### PROVIDED DATA ###

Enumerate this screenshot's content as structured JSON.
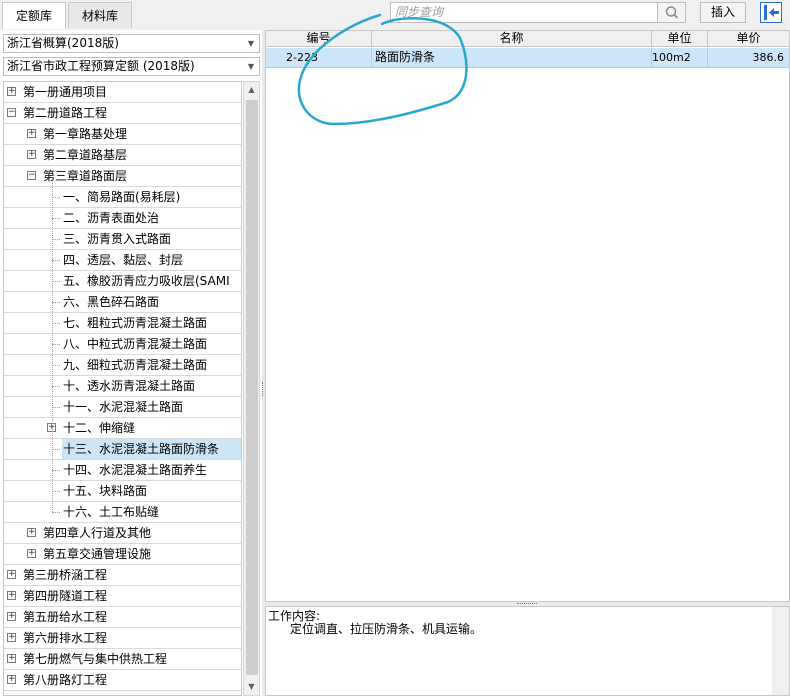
{
  "tabs": [
    {
      "label": "定额库",
      "active": true
    },
    {
      "label": "材料库",
      "active": false
    }
  ],
  "search": {
    "placeholder": "同步查询",
    "icon": "search-icon"
  },
  "toolbar": {
    "insert_label": "插入",
    "exit_icon": "exit-panel-icon"
  },
  "combos": {
    "region": "浙江省概算(2018版)",
    "norm": "浙江省市政工程预算定额 (2018版)"
  },
  "tree": {
    "items": [
      {
        "label": "第一册通用项目",
        "level": 0,
        "expander": "+"
      },
      {
        "label": "第二册道路工程",
        "level": 0,
        "expander": "-"
      },
      {
        "label": "第一章路基处理",
        "level": 1,
        "expander": "+"
      },
      {
        "label": "第二章道路基层",
        "level": 1,
        "expander": "+"
      },
      {
        "label": "第三章道路面层",
        "level": 1,
        "expander": "-"
      },
      {
        "label": "一、简易路面(易耗层)",
        "level": 2,
        "expander": ""
      },
      {
        "label": "二、沥青表面处治",
        "level": 2,
        "expander": ""
      },
      {
        "label": "三、沥青贯入式路面",
        "level": 2,
        "expander": ""
      },
      {
        "label": "四、透层、黏层、封层",
        "level": 2,
        "expander": ""
      },
      {
        "label": "五、橡胶沥青应力吸收层(SAMI",
        "level": 2,
        "expander": ""
      },
      {
        "label": "六、黑色碎石路面",
        "level": 2,
        "expander": ""
      },
      {
        "label": "七、粗粒式沥青混凝土路面",
        "level": 2,
        "expander": ""
      },
      {
        "label": "八、中粒式沥青混凝土路面",
        "level": 2,
        "expander": ""
      },
      {
        "label": "九、细粒式沥青混凝土路面",
        "level": 2,
        "expander": ""
      },
      {
        "label": "十、透水沥青混凝土路面",
        "level": 2,
        "expander": ""
      },
      {
        "label": "十一、水泥混凝土路面",
        "level": 2,
        "expander": ""
      },
      {
        "label": "十二、伸缩缝",
        "level": 2,
        "expander": "+"
      },
      {
        "label": "十三、水泥混凝土路面防滑条",
        "level": 2,
        "expander": "",
        "selected": true
      },
      {
        "label": "十四、水泥混凝土路面养生",
        "level": 2,
        "expander": ""
      },
      {
        "label": "十五、块料路面",
        "level": 2,
        "expander": ""
      },
      {
        "label": "十六、土工布贴缝",
        "level": 2,
        "expander": ""
      },
      {
        "label": "第四章人行道及其他",
        "level": 1,
        "expander": "+"
      },
      {
        "label": "第五章交通管理设施",
        "level": 1,
        "expander": "+"
      },
      {
        "label": "第三册桥涵工程",
        "level": 0,
        "expander": "+"
      },
      {
        "label": "第四册隧道工程",
        "level": 0,
        "expander": "+"
      },
      {
        "label": "第五册给水工程",
        "level": 0,
        "expander": "+"
      },
      {
        "label": "第六册排水工程",
        "level": 0,
        "expander": "+"
      },
      {
        "label": "第七册燃气与集中供热工程",
        "level": 0,
        "expander": "+"
      },
      {
        "label": "第八册路灯工程",
        "level": 0,
        "expander": "+"
      }
    ]
  },
  "grid": {
    "columns": [
      "编号",
      "名称",
      "单位",
      "单价"
    ],
    "rows": [
      {
        "code": "2-223",
        "name": "路面防滑条",
        "unit": "100m2",
        "price": "386.6"
      }
    ]
  },
  "work_content": {
    "title": "工作内容:",
    "body": "定位调直、拉压防滑条、机具运输。"
  },
  "colors": {
    "selection": "#cde6f7",
    "annotation": "#29a8cf",
    "exit_icon": "#2a6fd0"
  }
}
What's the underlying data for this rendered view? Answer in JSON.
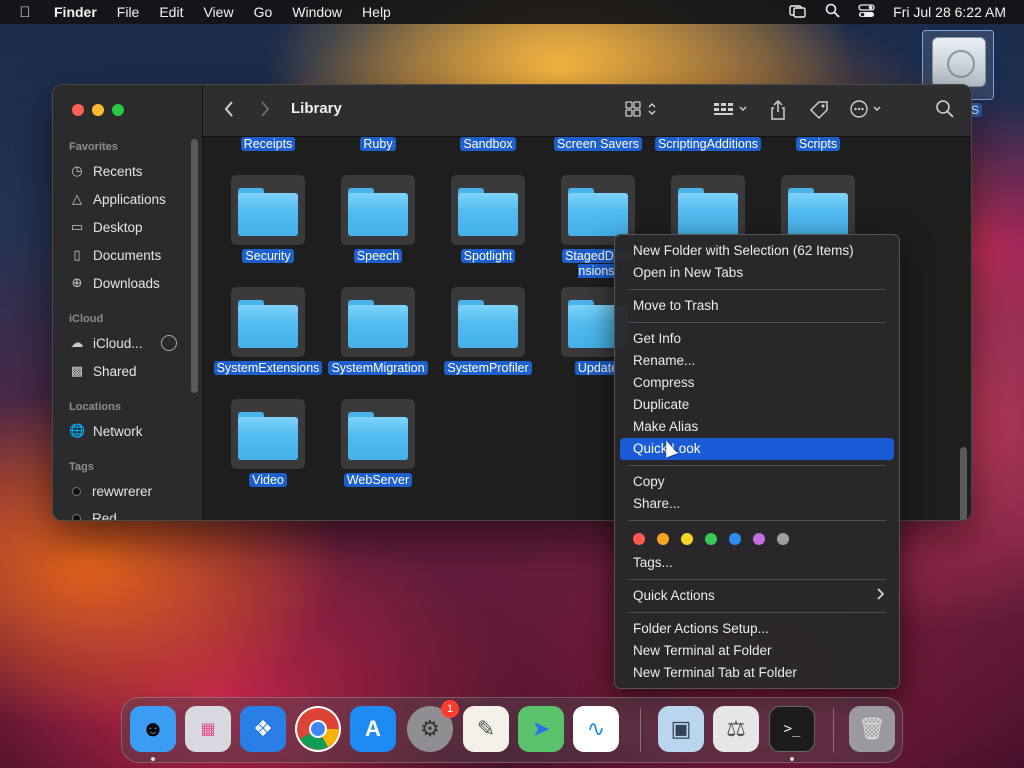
{
  "menubar": {
    "apple_icon": "apple-logo-icon",
    "app_name": "Finder",
    "menus": [
      "File",
      "Edit",
      "View",
      "Go",
      "Window",
      "Help"
    ],
    "status_icons": [
      "screen-mirroring-icon",
      "spotlight-search-icon",
      "control-center-icon"
    ],
    "clock": "Fri Jul 28  6:22 AM"
  },
  "desktop": {
    "drive_label_fragment": "S"
  },
  "finder": {
    "title": "Library",
    "sidebar": {
      "sections": {
        "favorites": "Favorites",
        "icloud": "iCloud",
        "locations": "Locations",
        "tags": "Tags"
      },
      "favorites": [
        {
          "label": "Recents",
          "icon": "clock-icon"
        },
        {
          "label": "Applications",
          "icon": "applications-icon"
        },
        {
          "label": "Desktop",
          "icon": "desktop-icon"
        },
        {
          "label": "Documents",
          "icon": "document-icon"
        },
        {
          "label": "Downloads",
          "icon": "download-icon"
        }
      ],
      "icloud": [
        {
          "label": "iCloud...",
          "icon": "cloud-icon"
        },
        {
          "label": "Shared",
          "icon": "shared-folder-icon"
        }
      ],
      "locations": [
        {
          "label": "Network",
          "icon": "network-globe-icon"
        }
      ],
      "tags": [
        {
          "label": "rewwrerer"
        },
        {
          "label": "Red"
        }
      ]
    },
    "partial_row_labels": [
      "Receipts",
      "Ruby",
      "Sandbox",
      "Screen Savers",
      "ScriptingAdditions",
      "Scripts"
    ],
    "folders": [
      {
        "label": "Security"
      },
      {
        "label": "Speech"
      },
      {
        "label": "Spotlight"
      },
      {
        "label": "StagedDrive\nnsions"
      },
      {
        "label": ""
      },
      {
        "label": ""
      },
      {
        "label": "SystemExtensions"
      },
      {
        "label": "SystemMigration"
      },
      {
        "label": "SystemProfiler"
      },
      {
        "label": "Update"
      },
      {
        "label": "Video"
      },
      {
        "label": "WebServer"
      }
    ]
  },
  "context_menu": {
    "groups": [
      [
        "New Folder with Selection (62 Items)",
        "Open in New Tabs"
      ],
      [
        "Move to Trash"
      ],
      [
        "Get Info",
        "Rename...",
        "Compress",
        "Duplicate",
        "Make Alias",
        "Quick Look"
      ],
      [
        "Copy",
        "Share..."
      ]
    ],
    "highlighted": "Quick Look",
    "tag_colors": [
      "#ff5a52",
      "#f6a623",
      "#f5d327",
      "#3ac856",
      "#2f8cf0",
      "#c26de0",
      "#a0a0a0"
    ],
    "tags_item": "Tags...",
    "quick_actions": "Quick Actions",
    "tail": [
      "Folder Actions Setup...",
      "New Terminal at Folder",
      "New Terminal Tab at Folder"
    ]
  },
  "dock": {
    "apps": [
      {
        "name": "Finder",
        "icon": "finder-icon",
        "color": "#3a9cf2"
      },
      {
        "name": "Launchpad",
        "icon": "launchpad-icon",
        "color": "#d8d8e0"
      },
      {
        "name": "Safari",
        "icon": "safari-icon",
        "color": "#2a7fe6"
      },
      {
        "name": "Chrome",
        "icon": "chrome-icon",
        "color": "#ffffff"
      },
      {
        "name": "App Store",
        "icon": "app-store-icon",
        "color": "#1d8bf2"
      },
      {
        "name": "System Settings",
        "icon": "settings-gear-icon",
        "color": "#8e8e93",
        "badge": "1"
      },
      {
        "name": "TextEdit",
        "icon": "textedit-icon",
        "color": "#f4f1e8"
      },
      {
        "name": "Maps",
        "icon": "maps-icon",
        "color": "#59c26b"
      },
      {
        "name": "Freeform",
        "icon": "freeform-icon",
        "color": "#ffffff"
      },
      {
        "name": "Preview",
        "icon": "preview-icon",
        "color": "#b9d6ee"
      },
      {
        "name": "System Information",
        "icon": "system-info-icon",
        "color": "#e6e6e6"
      },
      {
        "name": "Terminal",
        "icon": "terminal-icon",
        "color": "#1c1c1c"
      },
      {
        "name": "Trash",
        "icon": "trash-icon",
        "color": "#9a9aa0"
      }
    ]
  }
}
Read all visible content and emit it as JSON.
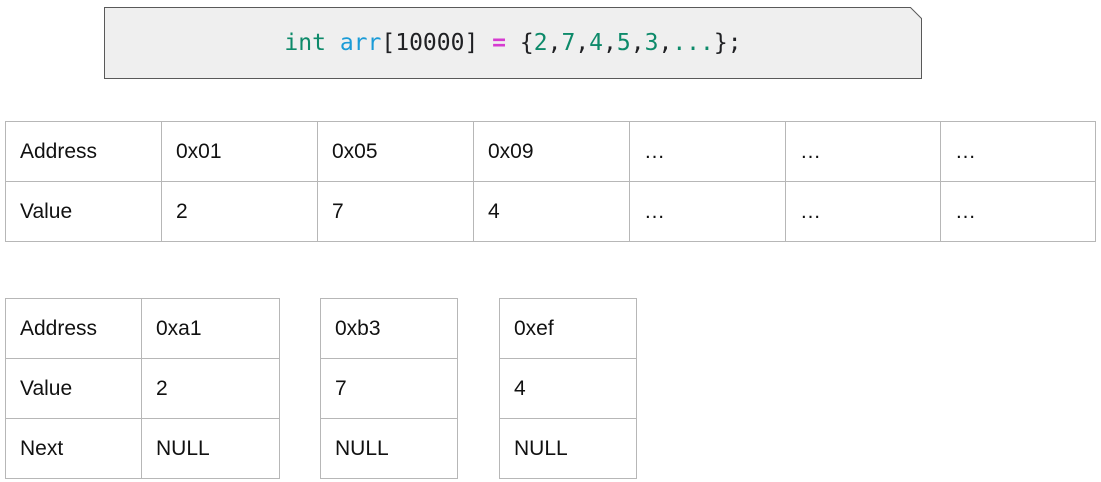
{
  "code": {
    "tokens": [
      {
        "text": "int",
        "kind": "kw"
      },
      {
        "text": " ",
        "kind": "plain"
      },
      {
        "text": "arr",
        "kind": "var"
      },
      {
        "text": "[10000] ",
        "kind": "plain"
      },
      {
        "text": "=",
        "kind": "op"
      },
      {
        "text": " {",
        "kind": "plain"
      },
      {
        "text": "2",
        "kind": "num"
      },
      {
        "text": ",",
        "kind": "plain"
      },
      {
        "text": "7",
        "kind": "num"
      },
      {
        "text": ",",
        "kind": "plain"
      },
      {
        "text": "4",
        "kind": "num"
      },
      {
        "text": ",",
        "kind": "plain"
      },
      {
        "text": "5",
        "kind": "num"
      },
      {
        "text": ",",
        "kind": "plain"
      },
      {
        "text": "3",
        "kind": "num"
      },
      {
        "text": ",",
        "kind": "plain"
      },
      {
        "text": "...",
        "kind": "num"
      },
      {
        "text": "};",
        "kind": "plain"
      }
    ],
    "colors": {
      "keyword": "#0d8a6a",
      "variable": "#1a9bd7",
      "operator": "#d63bd0",
      "box_fill": "#efefef",
      "box_border": "#595959"
    }
  },
  "array_table": {
    "rows": [
      {
        "label": "Address",
        "cells": [
          "0x01",
          "0x05",
          "0x09",
          "…",
          "…",
          "…"
        ]
      },
      {
        "label": "Value",
        "cells": [
          "2",
          "7",
          "4",
          "…",
          "…",
          "…"
        ]
      }
    ]
  },
  "linked_list": {
    "labels": [
      "Address",
      "Value",
      "Next"
    ],
    "nodes": [
      {
        "address": "0xa1",
        "value": "2",
        "next": "NULL"
      },
      {
        "address": "0xb3",
        "value": "7",
        "next": "NULL"
      },
      {
        "address": "0xef",
        "value": "4",
        "next": "NULL"
      }
    ]
  }
}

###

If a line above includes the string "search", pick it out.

  "search": {
    "icon": "search-icon"
      "spotlight-search-icon",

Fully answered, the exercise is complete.